oooh, this was a highlight. Gobo chips, tofu, and fish bits, all tatsuta-fried (cornstarch batter, I now remember). Delicious, and the thickened broth on all of it was also excellent. You have to get this if you go here. I know how likely that is, but it's still an important point of order.
Not totally sure what this was. I mean, it's definitely eggplants, and they were stuffed with something that may have been ground chicken, and the sauce was a tomato-chili confection, but beyond that I'm lost. Like, why is the sauce so dark? And why was it so tasty? And why didn't they have white rice so I pour the remnants all over a bowl of it?
Nice piece of grilled sawara, like the stuff that was on the dish on the counter in the early picture. Grilled fish can be so dry in Japanese restaurants; this was good. Maybe he used a splash of oil from the historic fryer for essence.
These were sitting on the counter in raw form, and I was inclined to get them, but the waitress would not stop saying I should order them, so I waited until the end. They're fried spring rolls with a lot of wood ear fungus (kikurage, if you like) and then seafood bits mixed in. Sure, they were good. I just knew she was trying to get rid of them.
Which is understandable, because there were only 2 or 4 patrons other than us the whole night. We were first in at 6:30 (the time I had reserved for...) and were chatting pleasantly right up until the waitress announced last order at 9:30. Where does the time go?

Down the evil Machida goat-hole, no doubt. 

It bears saying, this place is nice but isn't a patch on Ibuki.

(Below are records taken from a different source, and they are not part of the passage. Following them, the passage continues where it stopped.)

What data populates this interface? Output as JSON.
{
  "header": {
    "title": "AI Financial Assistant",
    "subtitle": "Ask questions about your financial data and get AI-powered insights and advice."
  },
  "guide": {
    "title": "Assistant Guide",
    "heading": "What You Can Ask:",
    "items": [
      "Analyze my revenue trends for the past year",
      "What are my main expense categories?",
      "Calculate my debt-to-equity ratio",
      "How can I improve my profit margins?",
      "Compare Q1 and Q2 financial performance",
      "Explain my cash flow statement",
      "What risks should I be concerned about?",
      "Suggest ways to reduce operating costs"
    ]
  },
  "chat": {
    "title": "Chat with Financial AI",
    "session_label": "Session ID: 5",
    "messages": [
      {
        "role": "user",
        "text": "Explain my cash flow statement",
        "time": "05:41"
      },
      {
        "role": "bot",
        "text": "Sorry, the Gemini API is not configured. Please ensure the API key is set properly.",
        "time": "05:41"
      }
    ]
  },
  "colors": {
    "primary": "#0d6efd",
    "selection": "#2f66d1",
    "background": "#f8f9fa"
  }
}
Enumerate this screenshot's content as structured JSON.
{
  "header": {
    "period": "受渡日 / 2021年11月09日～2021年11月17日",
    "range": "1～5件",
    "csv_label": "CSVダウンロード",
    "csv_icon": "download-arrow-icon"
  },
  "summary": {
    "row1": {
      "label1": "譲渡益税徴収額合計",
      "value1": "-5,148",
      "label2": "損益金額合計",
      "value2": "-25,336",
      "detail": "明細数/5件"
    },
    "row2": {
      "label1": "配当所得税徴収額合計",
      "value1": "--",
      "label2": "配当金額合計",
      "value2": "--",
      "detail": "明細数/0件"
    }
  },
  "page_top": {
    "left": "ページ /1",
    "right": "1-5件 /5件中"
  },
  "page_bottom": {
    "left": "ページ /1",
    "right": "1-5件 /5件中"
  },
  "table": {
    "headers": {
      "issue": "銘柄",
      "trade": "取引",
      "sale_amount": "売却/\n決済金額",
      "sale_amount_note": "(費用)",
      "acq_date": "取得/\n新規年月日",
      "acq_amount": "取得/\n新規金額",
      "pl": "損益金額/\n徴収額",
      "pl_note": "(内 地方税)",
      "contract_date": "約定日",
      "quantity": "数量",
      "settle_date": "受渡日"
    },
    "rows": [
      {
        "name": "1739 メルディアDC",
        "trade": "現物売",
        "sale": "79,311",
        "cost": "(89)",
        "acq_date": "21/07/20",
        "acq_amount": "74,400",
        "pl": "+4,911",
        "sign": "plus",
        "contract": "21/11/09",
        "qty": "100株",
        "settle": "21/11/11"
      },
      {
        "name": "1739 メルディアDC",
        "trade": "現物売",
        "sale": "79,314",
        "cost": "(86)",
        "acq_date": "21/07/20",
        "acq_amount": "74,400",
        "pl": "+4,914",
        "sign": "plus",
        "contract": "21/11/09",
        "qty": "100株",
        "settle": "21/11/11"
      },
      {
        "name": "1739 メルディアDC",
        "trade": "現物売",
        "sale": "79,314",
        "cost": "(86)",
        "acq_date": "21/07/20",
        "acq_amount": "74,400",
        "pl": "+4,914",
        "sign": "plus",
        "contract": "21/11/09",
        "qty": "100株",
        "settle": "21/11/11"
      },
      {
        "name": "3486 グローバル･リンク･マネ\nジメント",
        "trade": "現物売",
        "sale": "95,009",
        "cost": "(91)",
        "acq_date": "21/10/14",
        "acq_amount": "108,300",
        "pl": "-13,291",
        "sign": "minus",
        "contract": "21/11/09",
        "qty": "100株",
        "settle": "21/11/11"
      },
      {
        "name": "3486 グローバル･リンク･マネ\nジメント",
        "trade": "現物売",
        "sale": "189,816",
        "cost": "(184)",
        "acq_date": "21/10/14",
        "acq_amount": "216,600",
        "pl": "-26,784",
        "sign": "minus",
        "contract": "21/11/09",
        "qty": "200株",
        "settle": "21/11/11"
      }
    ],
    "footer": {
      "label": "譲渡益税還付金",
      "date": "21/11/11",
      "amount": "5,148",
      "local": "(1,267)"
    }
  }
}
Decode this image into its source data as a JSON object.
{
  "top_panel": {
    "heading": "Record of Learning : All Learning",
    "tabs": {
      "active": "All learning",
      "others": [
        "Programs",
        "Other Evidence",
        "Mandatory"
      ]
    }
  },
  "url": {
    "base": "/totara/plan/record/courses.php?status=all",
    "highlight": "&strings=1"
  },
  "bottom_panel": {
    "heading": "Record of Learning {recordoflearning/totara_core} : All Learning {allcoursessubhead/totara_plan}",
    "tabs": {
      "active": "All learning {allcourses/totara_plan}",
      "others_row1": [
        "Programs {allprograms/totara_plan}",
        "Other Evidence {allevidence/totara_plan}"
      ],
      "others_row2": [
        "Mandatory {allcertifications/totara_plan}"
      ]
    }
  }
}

If you're in Machida for some crazy reason, that's your go-to.